The offices of the Alabama Medicaid Agency, as seen on Jan. 24, 2023. (Brian Lyman/Alabama Reflector)
Alabama is one of only six states that has yet to report how many people have lost Medicaid coverage during the “unwinding” process that followed the end of the COVID-19 public health emergency.
The Alabama Medicaid Agency began evaluating Medicaid recipients’ eligibility for coverage in June. The agency completed two months of redeterminations, but those numbers have yet to be reported.
“The Alabama Medicaid Agency is not publishing termination statistics at this time since we just completed the first month of terminations,” Melanie Cleveland, Alabama Medicaid’s spokesperson, wrote in an email on July 6.
On Aug. 2, after the state completed its second month of terminations, Cleveland said those numbers were still being “validated,” and only validated numbers are reported to the Centers for Medicare & Medicaid Services (CMS).
“This is the most up-to-date information the agency can provide at this time,” she said.
The agency has not responded to further requests for information.
GET THE MORNING HEADLINES DELIVERED TO YOUR INBOX
As part of the response to the COVID-19 pandemic in 2020, the federal government banned states from terminating anyone’s Medicaid coverage. During that time, Alabama’s Medicaid enrollment went from just over 1 million Medicaid-eligible people before the COVID-19 to 1.37 million eligible in May 2023.
During the unwinding period, states are responsible for determining whether people are still eligible for Medicaid coverage after the COVID-19 public health emergency ended.
An estimated 170,000 Alabamians could lose Medicaid coverage in the next year due to the end of the public health emergency.
The information provided by Alabama to CMS only includes about 120,000 policy renewals initiated in April by Alabama Medicaid. The state also reported call center volume, call center wait times and call center abandonment rate for both April and March.
Delaware; Hawaii; Illinois; North Dakota and Wisconsin have not reported their unwinding data.
Who Medicaid covers
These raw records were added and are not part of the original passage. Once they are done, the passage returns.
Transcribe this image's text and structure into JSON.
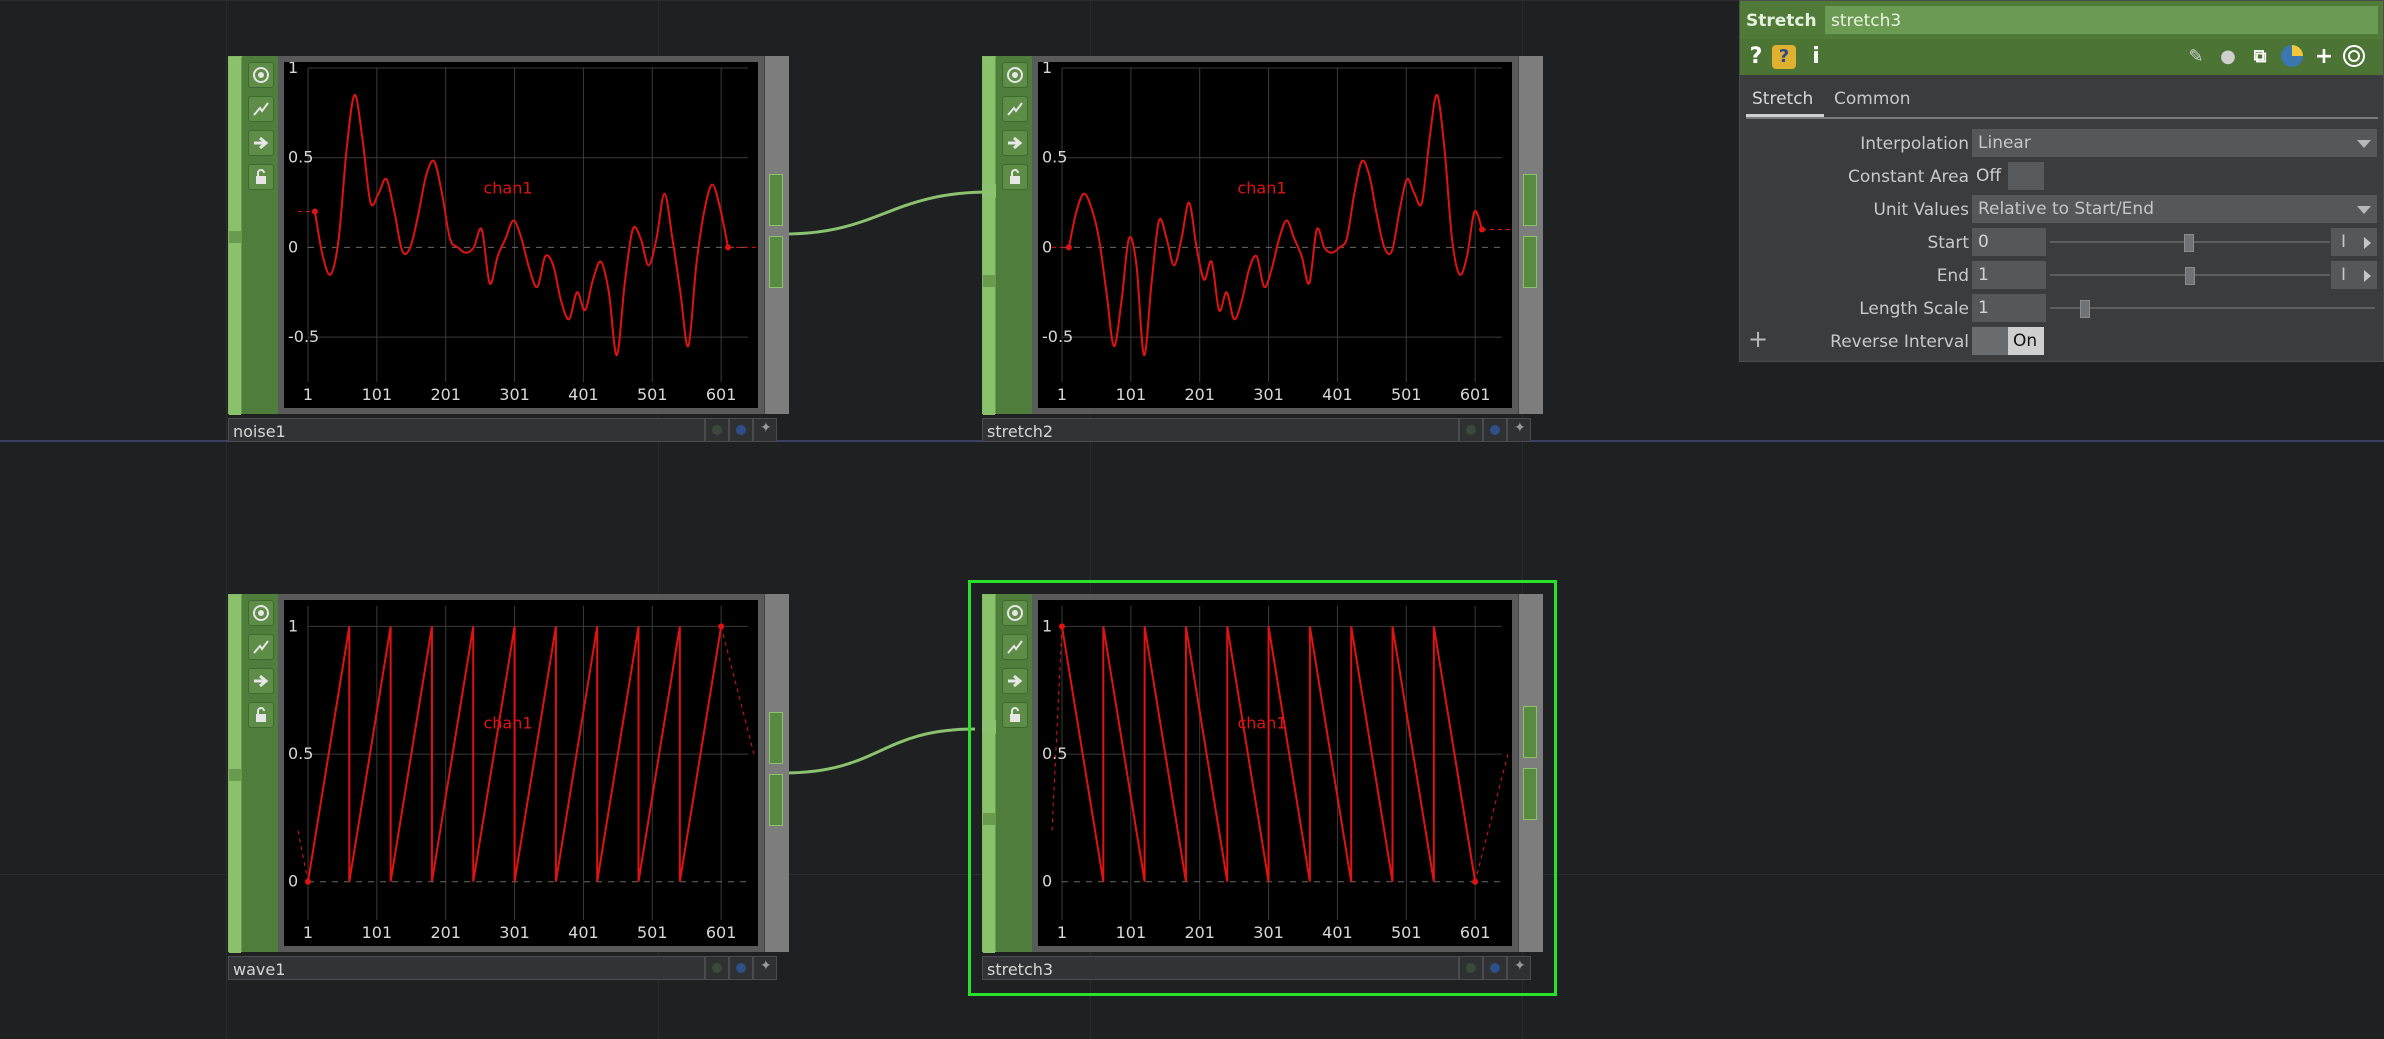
{
  "nodes": {
    "noise1": {
      "name": "noise1",
      "channel": "chan1",
      "y_ticks": [
        "1",
        "0.5",
        "0",
        "-0.5"
      ],
      "x_ticks": [
        "1",
        "101",
        "201",
        "301",
        "401",
        "501",
        "601"
      ],
      "chart_data": {
        "type": "line",
        "series": [
          {
            "name": "chan1",
            "values": [
              0.2,
              -0.05,
              -0.15,
              0.05,
              0.55,
              0.85,
              0.6,
              0.25,
              0.3,
              0.38,
              0.2,
              -0.02,
              0.0,
              0.18,
              0.4,
              0.48,
              0.3,
              0.05,
              0.0,
              -0.03,
              0.0,
              0.1,
              -0.2,
              -0.05,
              0.05,
              0.15,
              0.05,
              -0.12,
              -0.22,
              -0.05,
              -0.1,
              -0.3,
              -0.4,
              -0.25,
              -0.35,
              -0.18,
              -0.08,
              -0.25,
              -0.6,
              -0.2,
              0.1,
              0.05,
              -0.1,
              0.05,
              0.3,
              0.05,
              -0.25,
              -0.55,
              -0.1,
              0.2,
              0.35,
              0.22,
              0.0
            ]
          }
        ],
        "ylim": [
          -0.75,
          1.0
        ],
        "xlim": [
          1,
          640
        ]
      }
    },
    "stretch2": {
      "name": "stretch2",
      "channel": "chan1",
      "y_ticks": [
        "1",
        "0.5",
        "0",
        "-0.5"
      ],
      "x_ticks": [
        "1",
        "101",
        "201",
        "301",
        "401",
        "501",
        "601"
      ],
      "chart_data": {
        "type": "line",
        "series": [
          {
            "name": "chan1",
            "values": [
              0.0,
              0.2,
              0.3,
              0.22,
              0.05,
              -0.25,
              -0.55,
              -0.3,
              0.05,
              -0.1,
              -0.6,
              -0.2,
              0.15,
              0.05,
              -0.1,
              0.05,
              0.25,
              0.0,
              -0.18,
              -0.08,
              -0.35,
              -0.25,
              -0.4,
              -0.3,
              -0.12,
              -0.05,
              -0.22,
              -0.12,
              0.05,
              0.15,
              0.05,
              -0.05,
              -0.2,
              0.1,
              0.0,
              -0.03,
              0.0,
              0.05,
              0.3,
              0.48,
              0.4,
              0.18,
              0.0,
              -0.02,
              0.2,
              0.38,
              0.3,
              0.25,
              0.6,
              0.85,
              0.55,
              0.05,
              -0.15,
              -0.05,
              0.2,
              0.1
            ]
          }
        ],
        "ylim": [
          -0.75,
          1.0
        ],
        "xlim": [
          1,
          640
        ]
      }
    },
    "wave1": {
      "name": "wave1",
      "channel": "chan1",
      "y_ticks": [
        "1",
        "0.5",
        "0"
      ],
      "x_ticks": [
        "1",
        "101",
        "201",
        "301",
        "401",
        "501",
        "601"
      ],
      "chart_data": {
        "type": "line",
        "description_series": "ramp",
        "series": [
          {
            "name": "chan1",
            "ramp": "up",
            "period": 60,
            "min": 0,
            "max": 1
          }
        ],
        "ylim": [
          -0.15,
          1.08
        ],
        "xlim": [
          1,
          640
        ]
      }
    },
    "stretch3": {
      "name": "stretch3",
      "channel": "chan1",
      "y_ticks": [
        "1",
        "0.5",
        "0"
      ],
      "x_ticks": [
        "1",
        "101",
        "201",
        "301",
        "401",
        "501",
        "601"
      ],
      "chart_data": {
        "type": "line",
        "series": [
          {
            "name": "chan1",
            "ramp": "down",
            "period": 60,
            "min": 0,
            "max": 1
          }
        ],
        "ylim": [
          -0.15,
          1.08
        ],
        "xlim": [
          1,
          640
        ]
      }
    }
  },
  "params": {
    "op_type": "Stretch",
    "op_name": "stretch3",
    "tabs": [
      "Stretch",
      "Common"
    ],
    "interpolation": {
      "label": "Interpolation",
      "value": "Linear"
    },
    "constant_area": {
      "label": "Constant Area",
      "value": "Off"
    },
    "unit_values": {
      "label": "Unit Values",
      "value": "Relative to Start/End"
    },
    "start": {
      "label": "Start",
      "value": "0",
      "unit": "I"
    },
    "end": {
      "label": "End",
      "value": "1",
      "unit": "I"
    },
    "length_scale": {
      "label": "Length Scale",
      "value": "1"
    },
    "reverse_interval": {
      "label": "Reverse Interval",
      "value": "On"
    },
    "toolbar_icons": [
      "help-icon",
      "python-help-icon",
      "info-icon",
      "edit-icon",
      "comment-icon",
      "clone-icon",
      "python-icon",
      "add-icon",
      "viewer-icon"
    ]
  },
  "colors": {
    "node_green": "#6a9a4e",
    "selection": "#27e12b",
    "curve": "#e01212",
    "wire": "#8bc26f"
  }
}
Medicaid in Alabama mainly covers children, the elderly and the disabled. Childless able-bodied adults almost never qualify. Adults with qualifying children must make no more than 18% of the poverty line ($2,673 a year for an individual; $4,475 for a family of three) to receive Medicaid.
Robin Rudowitz, vice president of KFF and director for the program on Medicaid and the uninsured, said that while Alabama started the unwinding process in June, other states that started after it have already published data.
“The large majority of states, even if they’ve just started, we do have some data, but Alabama, of course, is one of the states that CMS is not reporting data,” Rudowitz said. “We don’t have any other data available from Alabama.”
Rudowitz said that Alabama has taken advantage of several flexibility waivers provided by the federal government. These waivers are meant to help states manage the volume of the redetermination caseload, but also to avoid terminating coverage for those who may still be eligible.
Alabama has taken up five waivers to help with the process, such as coordinating renewals for recipients enrolled in the Supplemental Nutritional Assistance Program (SNAP) or Temporary Aid to Needy Families (TANF), and automatically renewing recipients with no income.
“There’s a whole list of strategies that CMS has worked with states on to help mitigate and minimize procedural terminations. So, there are these temporary waivers that states can adopt,” said Rudowitz.
Robyn Hyden, executive director of Alabama Arise, said that she believes Alabama Medicaid has a good plan in place, but there are still concerns that at the end of the process, those most vulnerable might lose coverage.
“We likely will have people, mostly kids, but also, low-income seniors, folks with disabilities, who are going to lose coverage,” Hyden said. “And they’re going to lose coverage sometimes because they didn’t do the paperwork and time or, you know, they didn’t receive notification.”
Cleveland said that Alabama Medicaid has taken “extraordinary efforts to notify recipients when it is time to renew.”
She said that the agency mailed renewal notices through regular mail, as well as contacted recipients by email, text message and phone when it is time to renew, but that’s only if the agency has that information. Cleveland also said the agency also held online meetings for providers and provided outreach resources to help reach patients.
Medicaid recipients that were terminated on July and Aug. 1 will have 90 days to reinstate their coverage if they are still eligible, Cleveland said.
Jennifer Harris, Alabama Arise’s health policy advocate, said that the feedback from recipients who have spoken to her said that they feel informed and that “they know what’s going on.”
“Many have joked about the amount of communication that they have received from Alabama Medicaid. So overall, it does feel like communication-wise, Medicaid had a good plan,” Harris said.
SUPPORT NEWS YOU TRUST.
Our stories may be republished online or in print under Creative Commons license CC BY-NC-ND 4.0. We ask that you edit only for style or to shorten, provide proper attribution and link to our web site. Please see our republishing guidelines for use of photos and graphics.